The Wall Street Journal, September 2020
Source: The Wall Street Journal
Author: Gemma Price
Is Removable Wallpaper Ideal if You’re Indecisive About Design?
Temporary wallpaper promises to go on and come off easily. But can it hold a candle to conventional papers? Interiors designers thrash it out
Temporary wallpaper challenged Cece Bowman’s commitment to designing for longevity. But with the shift to working from home, the designer from Kemble Interiors in Palm Beach is “100% behind creating spaces that are unique, even if only for a year or two.”
Removable wallpaper can be installed without a professional, a boon in this germ-vigilant era. None entail wrestling panels goopy with wallpaper paste; the most common variety is self-adhesive peel-and-stick.
Renters can gleefully wallpaper landlords’ walls. The aesthetically faint-of-heart grow bold. “You can try patterns you fear might overwhelm a room,” said Los Angeles interior designer Timothy Corrigan, a fan of big Matisse-like florals. For clients who waited until the last minute to learn the sex of their baby, Mr. Corrigan used the quickly installed peel-and-stick. Designer Stephen Sills recommends the easy-to-clean kind printed on vinyl for places with ambient moisture such as powder rooms or kitchen vestibules.
You can reuse many of these papers—great news for the sustainability-minded and anyone who wants to gussy up the backdrop to a baby shower or Zoom meeting.
Many designers sniff at removable wallpaper. Rita Chraibi, an interior designer based in Miami, described it as a “vulgar material” precisely because it is temporary. “It has a fake plastic look that would stand out in a negative way from the charm and elegance of any interior design,” she said. New York designer Alyssa Kapito pointed out that DIY peel-and-stick rules out sumptuous textures, such as wool and grass cloth, and hand-screened or -painted versions. “The market is for somebody who doesn’t really want to invest, but they’ll miss out on quality, which makes wallpaper so beautiful,” she said.
Others find the ease of installation overstated. The threat of bubbles or wrinkles looms large. “Mismatched seams are not beautiful,” said Ms. Kapito. According to Marie Flanigan, principal of her eponymous interiors firm in Houston, the peel-and-stick DIY route can ultimately be more spendy if you have to hire a pro to first undo then redo your work.

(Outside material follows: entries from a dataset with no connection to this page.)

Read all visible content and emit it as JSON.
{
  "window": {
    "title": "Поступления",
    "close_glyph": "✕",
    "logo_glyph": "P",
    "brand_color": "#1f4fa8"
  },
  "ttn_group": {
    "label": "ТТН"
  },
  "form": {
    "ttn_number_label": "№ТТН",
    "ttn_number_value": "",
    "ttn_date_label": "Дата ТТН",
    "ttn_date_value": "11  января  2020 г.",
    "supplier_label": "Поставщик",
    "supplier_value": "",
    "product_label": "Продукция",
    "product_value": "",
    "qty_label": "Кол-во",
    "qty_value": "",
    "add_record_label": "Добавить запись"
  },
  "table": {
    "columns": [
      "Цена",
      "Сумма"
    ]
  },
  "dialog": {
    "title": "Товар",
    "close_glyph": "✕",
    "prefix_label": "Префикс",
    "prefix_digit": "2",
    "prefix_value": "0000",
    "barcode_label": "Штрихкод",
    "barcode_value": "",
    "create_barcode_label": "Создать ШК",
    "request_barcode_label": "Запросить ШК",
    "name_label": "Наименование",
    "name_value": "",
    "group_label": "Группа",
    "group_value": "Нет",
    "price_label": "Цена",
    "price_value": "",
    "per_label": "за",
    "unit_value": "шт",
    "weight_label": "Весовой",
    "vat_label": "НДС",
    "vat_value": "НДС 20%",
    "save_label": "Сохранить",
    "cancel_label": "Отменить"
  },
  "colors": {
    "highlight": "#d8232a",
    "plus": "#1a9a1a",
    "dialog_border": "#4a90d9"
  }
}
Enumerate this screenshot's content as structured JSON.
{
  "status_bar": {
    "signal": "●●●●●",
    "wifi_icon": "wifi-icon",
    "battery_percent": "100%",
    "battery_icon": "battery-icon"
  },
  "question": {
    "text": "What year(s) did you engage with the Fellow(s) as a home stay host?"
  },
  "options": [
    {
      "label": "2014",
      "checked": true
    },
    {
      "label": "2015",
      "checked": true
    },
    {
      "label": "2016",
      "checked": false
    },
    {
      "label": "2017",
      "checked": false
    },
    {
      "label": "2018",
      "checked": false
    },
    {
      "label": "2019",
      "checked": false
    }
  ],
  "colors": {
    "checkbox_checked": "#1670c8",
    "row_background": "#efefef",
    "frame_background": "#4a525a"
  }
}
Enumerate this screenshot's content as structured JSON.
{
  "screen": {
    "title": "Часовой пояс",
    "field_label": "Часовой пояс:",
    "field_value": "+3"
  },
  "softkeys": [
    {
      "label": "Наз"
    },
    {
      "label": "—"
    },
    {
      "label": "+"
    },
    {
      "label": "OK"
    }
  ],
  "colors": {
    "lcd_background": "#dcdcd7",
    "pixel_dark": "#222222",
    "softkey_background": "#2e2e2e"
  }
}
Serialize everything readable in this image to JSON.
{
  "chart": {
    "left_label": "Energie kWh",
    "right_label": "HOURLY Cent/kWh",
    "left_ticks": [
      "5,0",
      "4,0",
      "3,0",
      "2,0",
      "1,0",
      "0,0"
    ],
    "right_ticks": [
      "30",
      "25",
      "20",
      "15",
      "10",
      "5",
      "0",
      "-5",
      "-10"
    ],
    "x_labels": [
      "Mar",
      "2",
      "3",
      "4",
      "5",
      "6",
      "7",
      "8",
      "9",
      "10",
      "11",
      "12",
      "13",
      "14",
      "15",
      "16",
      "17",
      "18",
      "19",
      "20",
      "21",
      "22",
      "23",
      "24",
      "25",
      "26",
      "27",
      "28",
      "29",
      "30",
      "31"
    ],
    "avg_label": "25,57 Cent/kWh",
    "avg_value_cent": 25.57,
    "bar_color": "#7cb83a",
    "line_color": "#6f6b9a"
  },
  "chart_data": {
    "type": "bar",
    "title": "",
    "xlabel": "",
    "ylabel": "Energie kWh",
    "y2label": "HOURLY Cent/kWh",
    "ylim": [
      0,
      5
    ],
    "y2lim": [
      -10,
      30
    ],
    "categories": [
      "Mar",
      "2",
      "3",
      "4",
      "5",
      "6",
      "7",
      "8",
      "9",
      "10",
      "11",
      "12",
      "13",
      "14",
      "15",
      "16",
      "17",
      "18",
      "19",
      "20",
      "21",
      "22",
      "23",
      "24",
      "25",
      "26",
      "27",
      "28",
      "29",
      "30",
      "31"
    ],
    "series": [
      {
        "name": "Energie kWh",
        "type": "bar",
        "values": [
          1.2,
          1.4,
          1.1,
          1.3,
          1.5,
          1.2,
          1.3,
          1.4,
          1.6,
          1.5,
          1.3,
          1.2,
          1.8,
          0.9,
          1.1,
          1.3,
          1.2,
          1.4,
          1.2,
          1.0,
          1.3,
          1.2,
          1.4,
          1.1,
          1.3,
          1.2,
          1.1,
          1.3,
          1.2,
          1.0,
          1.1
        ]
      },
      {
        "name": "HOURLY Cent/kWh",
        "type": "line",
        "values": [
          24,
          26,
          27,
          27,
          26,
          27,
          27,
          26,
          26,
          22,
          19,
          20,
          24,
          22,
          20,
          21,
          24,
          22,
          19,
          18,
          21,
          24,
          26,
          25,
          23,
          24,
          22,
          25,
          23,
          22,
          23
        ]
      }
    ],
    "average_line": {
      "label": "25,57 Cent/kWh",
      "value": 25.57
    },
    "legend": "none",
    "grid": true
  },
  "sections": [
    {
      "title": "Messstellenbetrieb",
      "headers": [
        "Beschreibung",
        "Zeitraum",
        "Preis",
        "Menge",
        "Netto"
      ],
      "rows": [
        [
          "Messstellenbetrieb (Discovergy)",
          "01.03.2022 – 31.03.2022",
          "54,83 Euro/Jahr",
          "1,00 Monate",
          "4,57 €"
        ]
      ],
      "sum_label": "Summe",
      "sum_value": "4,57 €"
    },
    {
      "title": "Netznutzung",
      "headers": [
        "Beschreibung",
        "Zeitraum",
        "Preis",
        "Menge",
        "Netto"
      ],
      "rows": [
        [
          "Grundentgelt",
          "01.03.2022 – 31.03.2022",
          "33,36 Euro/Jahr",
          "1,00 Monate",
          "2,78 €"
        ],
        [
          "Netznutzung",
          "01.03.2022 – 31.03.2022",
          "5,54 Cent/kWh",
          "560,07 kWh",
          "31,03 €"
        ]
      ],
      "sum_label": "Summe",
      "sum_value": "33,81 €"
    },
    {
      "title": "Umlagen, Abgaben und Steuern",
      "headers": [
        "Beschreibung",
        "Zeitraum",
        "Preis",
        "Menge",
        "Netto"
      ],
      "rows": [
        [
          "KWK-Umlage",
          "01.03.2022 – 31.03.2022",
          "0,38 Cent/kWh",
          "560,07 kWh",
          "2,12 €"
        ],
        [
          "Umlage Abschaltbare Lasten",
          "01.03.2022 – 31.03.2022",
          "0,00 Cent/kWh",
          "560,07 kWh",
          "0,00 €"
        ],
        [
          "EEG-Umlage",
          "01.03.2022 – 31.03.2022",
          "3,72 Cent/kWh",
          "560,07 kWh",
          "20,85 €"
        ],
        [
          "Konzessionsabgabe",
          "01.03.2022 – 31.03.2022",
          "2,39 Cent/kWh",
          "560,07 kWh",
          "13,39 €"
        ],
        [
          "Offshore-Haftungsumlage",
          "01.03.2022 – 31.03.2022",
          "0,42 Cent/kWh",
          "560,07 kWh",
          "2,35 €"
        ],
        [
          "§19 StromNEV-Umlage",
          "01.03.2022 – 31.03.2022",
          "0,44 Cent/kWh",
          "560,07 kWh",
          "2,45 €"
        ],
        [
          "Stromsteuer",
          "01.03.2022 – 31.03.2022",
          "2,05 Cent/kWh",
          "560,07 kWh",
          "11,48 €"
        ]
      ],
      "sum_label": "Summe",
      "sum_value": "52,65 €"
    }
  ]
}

Christopher Allen, senior interior designer at LA-based full-service firm Woods + Dangaran, never uses temporary paper. “It’s a matter of design confidence,” he said. Make the commitment or don’t.”
Link to article on WSJ